At Biotech Umeå Investment Day, the small format and friendly atmosphere allows for unexpected meetings, ad-hoc pitching and easy follow-up with interesting stake-holders. The context facilitates constructive feed-back from investors and makes the event a good verification exercise for developing companies looking to polish up on their offer.
But, up until recently, the “biotech” label has been a rather tight costume for the event. This seem to have changed this feburary 2nd.
Fritiof Pontén, CEO of Quretech Bio in discussion at one of the breaks during the partnering sessions.
Investor interest exceeded expectations
Jonas Sjöstedt from Photonsports are one of the startups that could be seen as outside the mold. They are developing a new form of 3D-camera monitoring for athletic performance.
– My business idea, as presented, was probably the one that was furthest away from the others. However, we do have interesting possible applications of our core technology that are more clearly biotech, Jonas Sjöstedt explains.
During the investment day he was positively surprised and say that they received more attention than what we had expected.
– We might not have found a perfect match but we got some useful tips and got in contain with a couple of investors that we will keep informed about our future plans and advances, he says.
Dicom Port is another participant with a tech-heavy innovation. The company works with user-friendly and intelligent data management sources from health care equipment. When asked about the investor interest the experience was similar.
– The interest from was much higher than last year, concludes Dicom Port founder Jan Axelsson.
The CEO of Lunalec AB, Patric Stafshede, says that his case absolutely fits under the biotech-label but did feel a hint of the older expectations among some investors.
– Several found the technology interesting, but not within their scope. I get the feeling that many investors are expecting a narrower pharma-focused supply of companies, he said.
Annika Rönnbäck from Umeå Biotech Incubator and Emil Byström from Spinchem during one of the pitch presentations.
A neglected area of focus within pharma industry
Spinchems representatives had a busy partnering schedule in Stockholm. Both Emil Byström and Anthony Rees concluded that this year’s investment day had exceeded their expectations.

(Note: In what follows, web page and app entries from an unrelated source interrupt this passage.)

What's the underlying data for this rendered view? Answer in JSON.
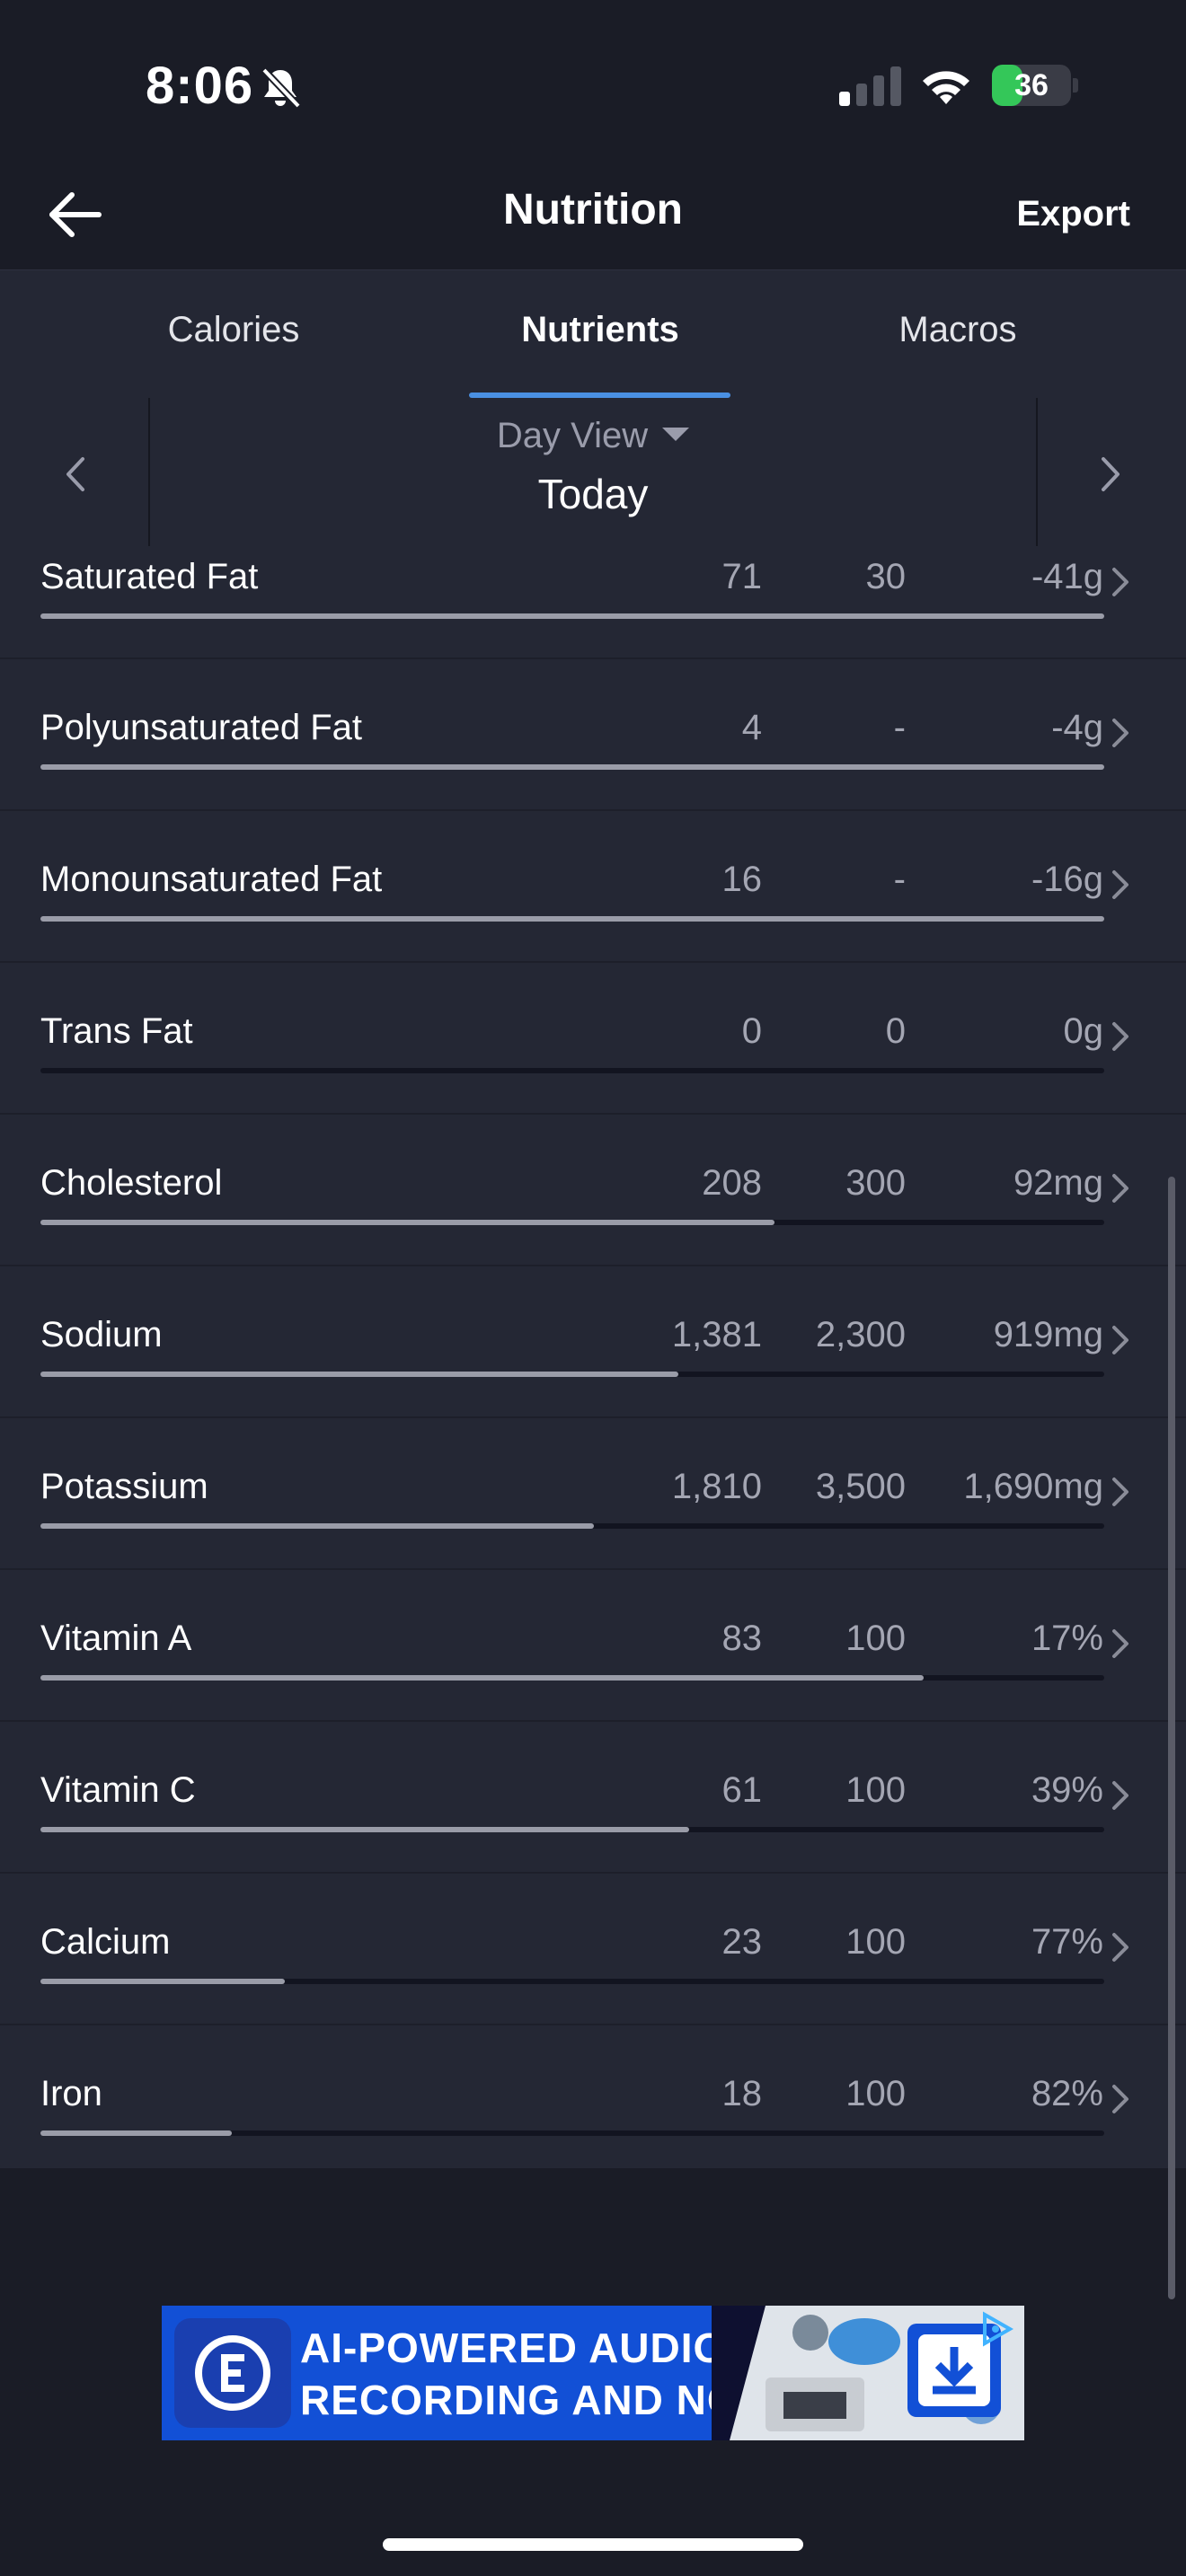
{
  "status_bar": {
    "time": "8:06",
    "battery": "36"
  },
  "nav": {
    "title": "Nutrition",
    "export_label": "Export"
  },
  "tabs": [
    {
      "label": "Calories",
      "active": false
    },
    {
      "label": "Nutrients",
      "active": true
    },
    {
      "label": "Macros",
      "active": false
    }
  ],
  "day_selector": {
    "view_label": "Day View",
    "date_label": "Today"
  },
  "nutrients": [
    {
      "name": "Saturated Fat",
      "total": "71",
      "goal": "30",
      "left": "-41g",
      "progress": 1.0
    },
    {
      "name": "Polyunsaturated Fat",
      "total": "4",
      "goal": "-",
      "left": "-4g",
      "progress": 1.0
    },
    {
      "name": "Monounsaturated Fat",
      "total": "16",
      "goal": "-",
      "left": "-16g",
      "progress": 1.0
    },
    {
      "name": "Trans Fat",
      "total": "0",
      "goal": "0",
      "left": "0g",
      "progress": 0.0
    },
    {
      "name": "Cholesterol",
      "total": "208",
      "goal": "300",
      "left": "92mg",
      "progress": 0.69
    },
    {
      "name": "Sodium",
      "total": "1,381",
      "goal": "2,300",
      "left": "919mg",
      "progress": 0.6
    },
    {
      "name": "Potassium",
      "total": "1,810",
      "goal": "3,500",
      "left": "1,690mg",
      "progress": 0.52
    },
    {
      "name": "Vitamin A",
      "total": "83",
      "goal": "100",
      "left": "17%",
      "progress": 0.83
    },
    {
      "name": "Vitamin C",
      "total": "61",
      "goal": "100",
      "left": "39%",
      "progress": 0.61
    },
    {
      "name": "Calcium",
      "total": "23",
      "goal": "100",
      "left": "77%",
      "progress": 0.23
    },
    {
      "name": "Iron",
      "total": "18",
      "goal": "100",
      "left": "82%",
      "progress": 0.18
    }
  ],
  "ad": {
    "line1": "AI-POWERED AUDIO",
    "line2": "RECORDING AND NOTES"
  },
  "colors": {
    "accent": "#4a90e2",
    "background": "#1a1c26",
    "panel": "#242734",
    "battery": "#34c759",
    "ad_blue": "#1250d6"
  }
}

– We’ve attended before, and experienced that we did not quite fit in – as many of the investors had a strict pharma or biological focus, but this time around its’s different, says Emil Byström, CEO at Spinchem. His collegue fills in:
– We’ve had a lot of good meetings and we’ve been surprised by the actors we did not expect to approach us, adds Anthony Rees, chairman of the board of Spinchem.
Markus Goebel from Switzerland, representing Novartis Ventures, was one of those unexpected actors who emphasized the need for the industry to look beyond the end product and also get involved in developing the area of CMC – chemical, manufacturing and control.
– I think this is a neglected area for pharma industry. Even though you have a great candidate drug, there is an intense amount of work establishing production, getting the right contracts in place and making the process safe and cost effective. That’s why I’m interested in Spinchem for example, he says.
Overall, the number of participating investors have grown steadily over the years, with many coming back to Stockholm again and again. Markus Goebel, who finds the small sized events more valuable concludes that the event could grow – but not too much.
– At most you could double the number of participants – but not more than that, otherwise the atmosphere would be lost, he says.
Text: Carolina Hawranek
Photos: Carolina Hawranek